### EXERCISE DETAILS
Copy out the lines below that hold the word "this".

### RECORDS SUPPLIED
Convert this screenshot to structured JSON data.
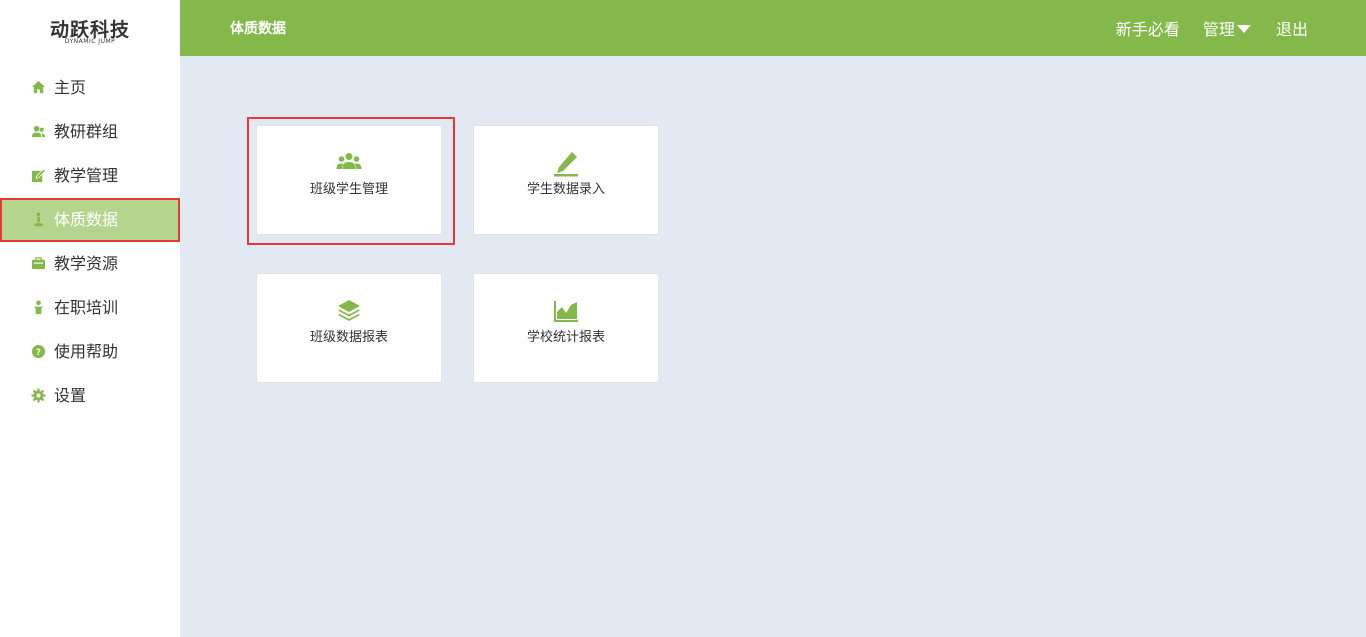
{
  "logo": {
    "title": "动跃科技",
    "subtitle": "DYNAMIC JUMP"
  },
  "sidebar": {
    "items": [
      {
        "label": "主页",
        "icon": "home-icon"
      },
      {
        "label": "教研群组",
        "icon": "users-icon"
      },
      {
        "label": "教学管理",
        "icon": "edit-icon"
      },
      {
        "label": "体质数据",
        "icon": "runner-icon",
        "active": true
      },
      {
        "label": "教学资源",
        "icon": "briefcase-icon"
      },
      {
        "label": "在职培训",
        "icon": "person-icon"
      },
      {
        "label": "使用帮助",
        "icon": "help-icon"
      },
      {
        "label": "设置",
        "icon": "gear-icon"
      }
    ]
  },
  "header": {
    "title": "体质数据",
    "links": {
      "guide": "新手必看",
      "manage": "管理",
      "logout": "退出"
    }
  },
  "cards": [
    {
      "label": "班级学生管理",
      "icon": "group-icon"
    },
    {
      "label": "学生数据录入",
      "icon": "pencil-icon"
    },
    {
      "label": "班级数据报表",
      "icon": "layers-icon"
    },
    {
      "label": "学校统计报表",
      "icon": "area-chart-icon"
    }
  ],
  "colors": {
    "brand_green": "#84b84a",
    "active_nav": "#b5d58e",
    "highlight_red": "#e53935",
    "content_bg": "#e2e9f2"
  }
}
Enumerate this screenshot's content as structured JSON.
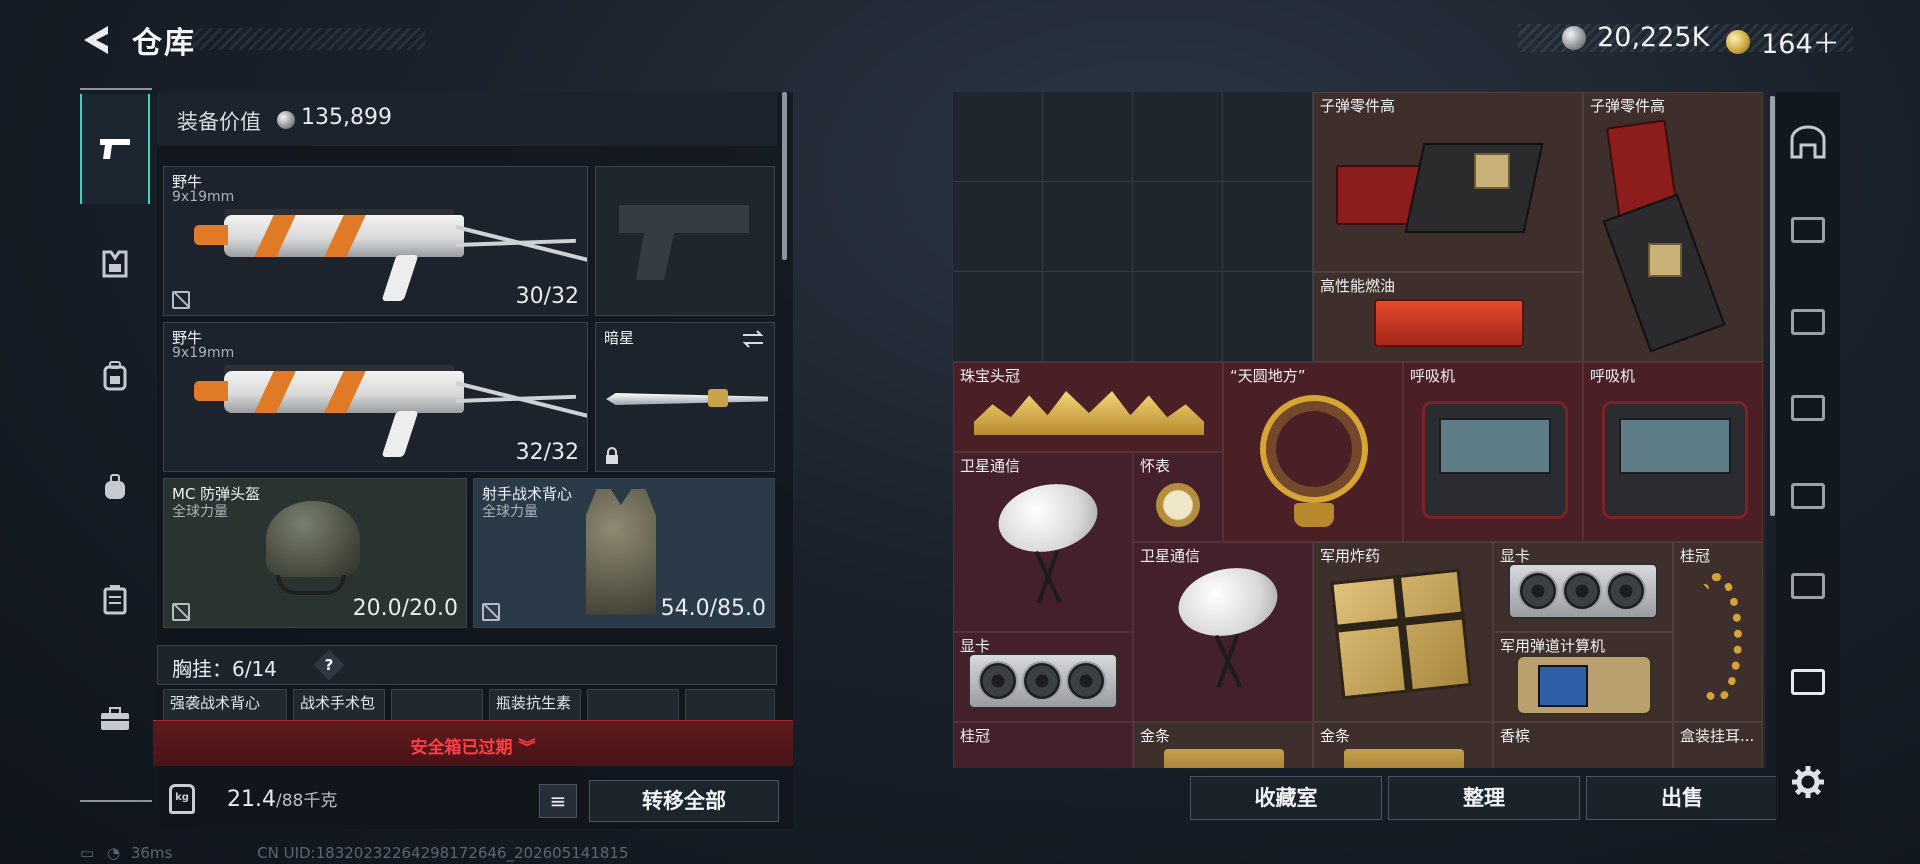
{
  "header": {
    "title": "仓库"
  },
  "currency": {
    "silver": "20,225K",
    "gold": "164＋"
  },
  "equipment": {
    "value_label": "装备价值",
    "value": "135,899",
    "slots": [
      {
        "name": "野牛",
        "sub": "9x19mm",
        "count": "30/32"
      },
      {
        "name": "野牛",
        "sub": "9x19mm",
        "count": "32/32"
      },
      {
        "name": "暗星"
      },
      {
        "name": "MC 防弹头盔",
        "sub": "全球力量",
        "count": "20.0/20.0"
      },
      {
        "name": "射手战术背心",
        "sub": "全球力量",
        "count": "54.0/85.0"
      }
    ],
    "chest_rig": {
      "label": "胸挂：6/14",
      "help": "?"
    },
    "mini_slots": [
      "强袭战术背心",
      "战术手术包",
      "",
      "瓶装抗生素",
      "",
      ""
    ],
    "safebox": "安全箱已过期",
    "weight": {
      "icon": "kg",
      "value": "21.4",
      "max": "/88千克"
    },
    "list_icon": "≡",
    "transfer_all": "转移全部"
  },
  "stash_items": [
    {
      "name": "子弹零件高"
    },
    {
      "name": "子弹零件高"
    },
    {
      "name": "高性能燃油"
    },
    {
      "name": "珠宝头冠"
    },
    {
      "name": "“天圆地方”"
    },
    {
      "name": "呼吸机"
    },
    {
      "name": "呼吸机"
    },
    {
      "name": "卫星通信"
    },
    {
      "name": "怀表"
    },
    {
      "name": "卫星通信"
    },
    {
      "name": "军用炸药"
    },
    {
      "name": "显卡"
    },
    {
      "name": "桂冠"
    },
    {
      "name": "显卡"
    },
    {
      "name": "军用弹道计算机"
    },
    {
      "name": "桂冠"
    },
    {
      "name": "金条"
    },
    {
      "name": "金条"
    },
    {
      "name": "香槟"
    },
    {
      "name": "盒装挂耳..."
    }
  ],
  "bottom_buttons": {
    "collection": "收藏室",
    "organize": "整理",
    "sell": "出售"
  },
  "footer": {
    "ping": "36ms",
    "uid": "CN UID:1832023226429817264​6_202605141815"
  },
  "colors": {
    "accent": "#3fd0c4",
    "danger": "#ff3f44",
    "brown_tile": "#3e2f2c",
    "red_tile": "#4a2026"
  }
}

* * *

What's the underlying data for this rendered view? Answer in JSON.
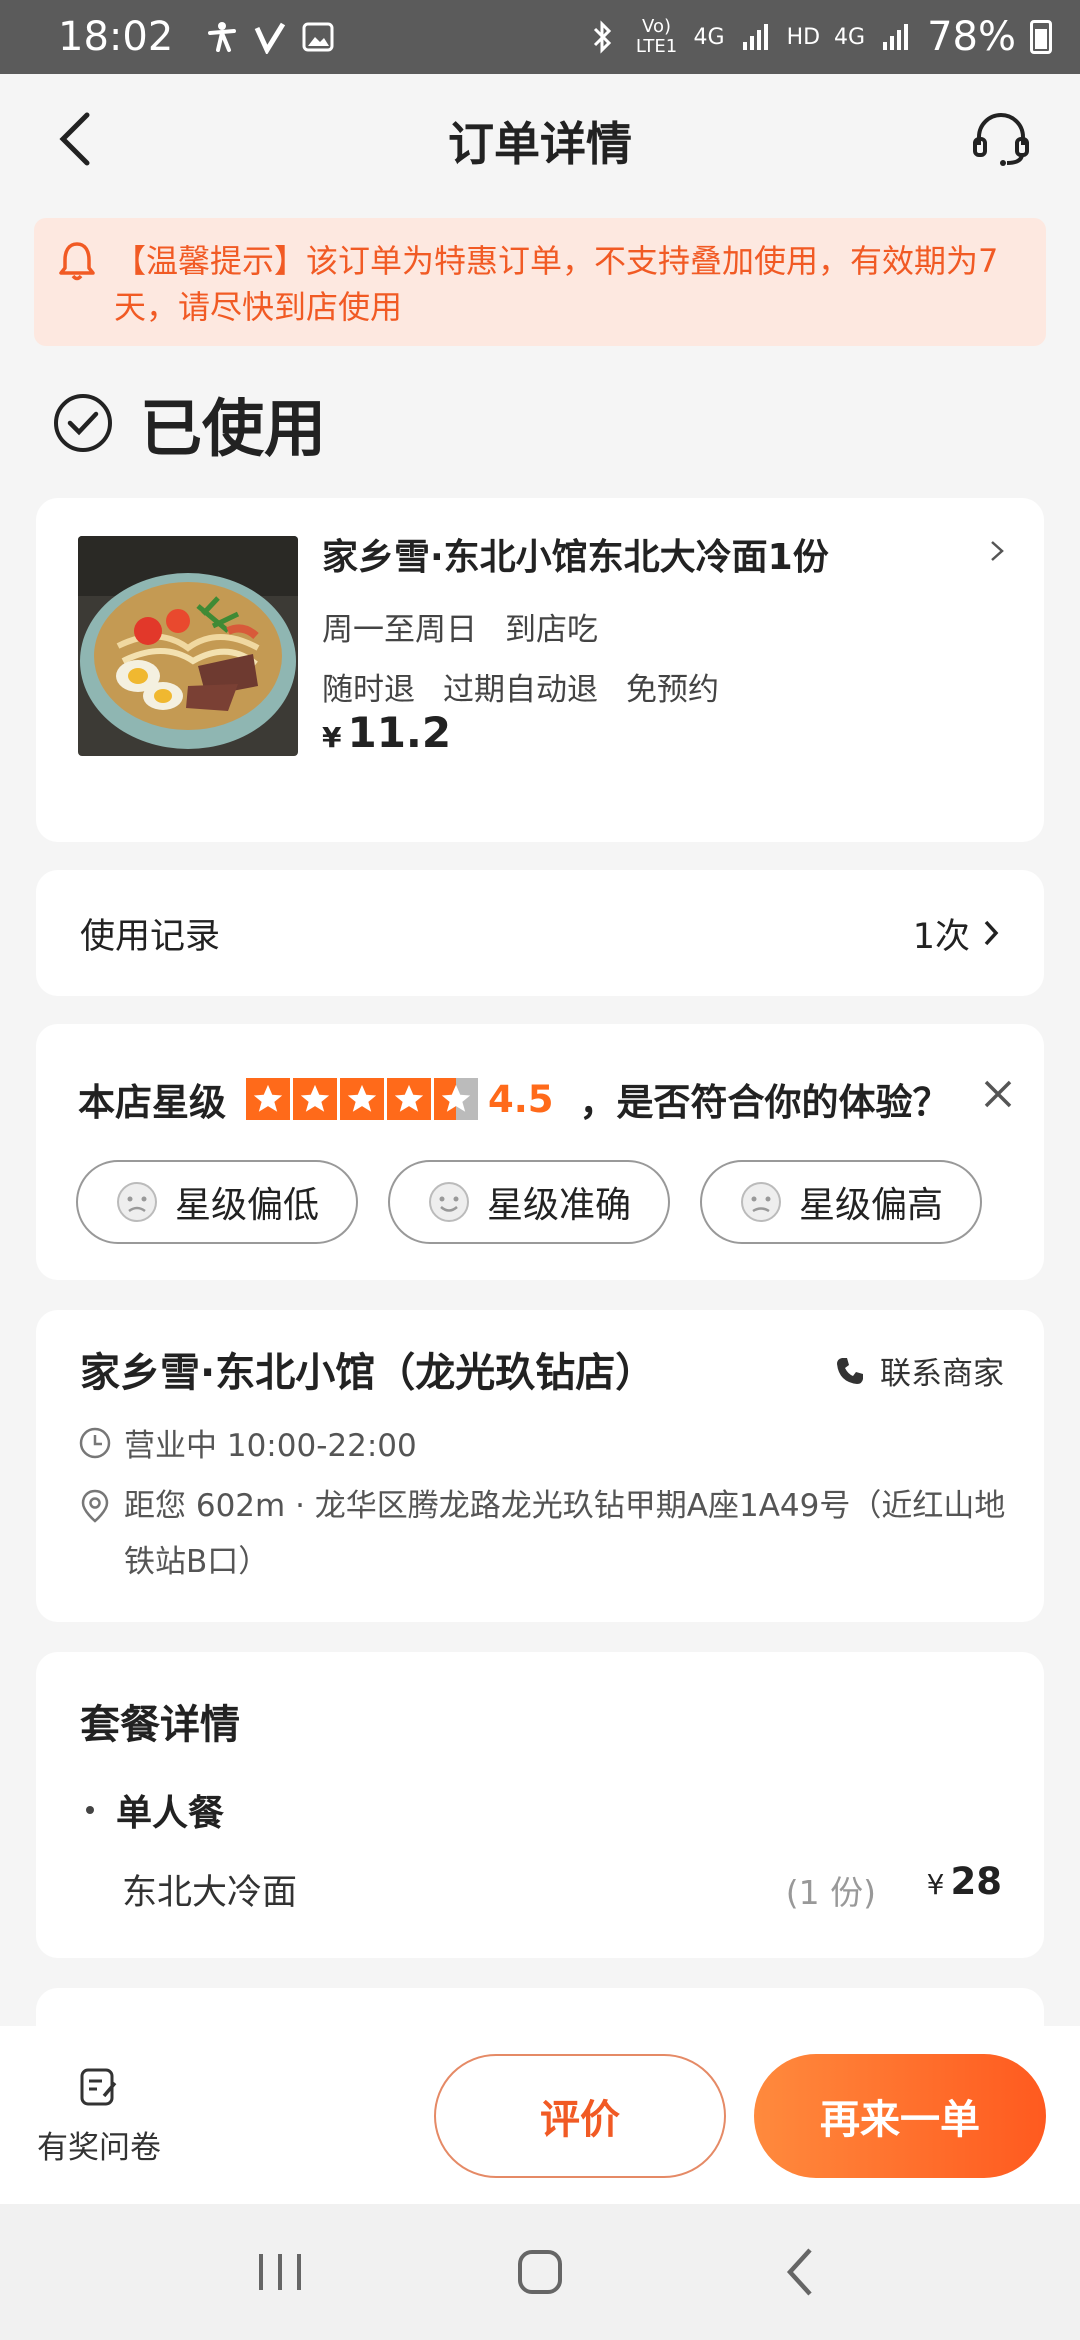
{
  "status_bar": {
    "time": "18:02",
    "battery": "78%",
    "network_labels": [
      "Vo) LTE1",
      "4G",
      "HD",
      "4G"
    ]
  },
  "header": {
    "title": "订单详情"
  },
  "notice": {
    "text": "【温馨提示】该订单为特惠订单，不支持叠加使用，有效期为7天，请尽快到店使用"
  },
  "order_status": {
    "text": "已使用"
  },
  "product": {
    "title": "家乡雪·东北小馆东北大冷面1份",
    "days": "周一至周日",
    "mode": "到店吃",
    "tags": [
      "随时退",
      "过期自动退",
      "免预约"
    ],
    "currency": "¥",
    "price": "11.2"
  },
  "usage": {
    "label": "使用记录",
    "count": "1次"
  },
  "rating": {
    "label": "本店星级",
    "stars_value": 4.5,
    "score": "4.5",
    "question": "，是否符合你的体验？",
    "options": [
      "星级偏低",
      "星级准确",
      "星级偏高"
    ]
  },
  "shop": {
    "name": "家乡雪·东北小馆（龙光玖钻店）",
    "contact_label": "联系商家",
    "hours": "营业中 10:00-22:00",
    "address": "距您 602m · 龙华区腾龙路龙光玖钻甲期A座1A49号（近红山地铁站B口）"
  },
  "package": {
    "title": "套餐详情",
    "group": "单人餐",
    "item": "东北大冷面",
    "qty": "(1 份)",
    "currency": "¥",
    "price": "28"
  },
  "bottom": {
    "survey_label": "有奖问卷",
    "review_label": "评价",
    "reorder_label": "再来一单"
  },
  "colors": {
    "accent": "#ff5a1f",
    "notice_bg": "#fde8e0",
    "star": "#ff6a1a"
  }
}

### EXERCISE ANSWER
Convert this screenshot to structured JSON data.
Enumerate this screenshot's content as structured JSON.
What's the underlying data for this rendered view? Answer in JSON.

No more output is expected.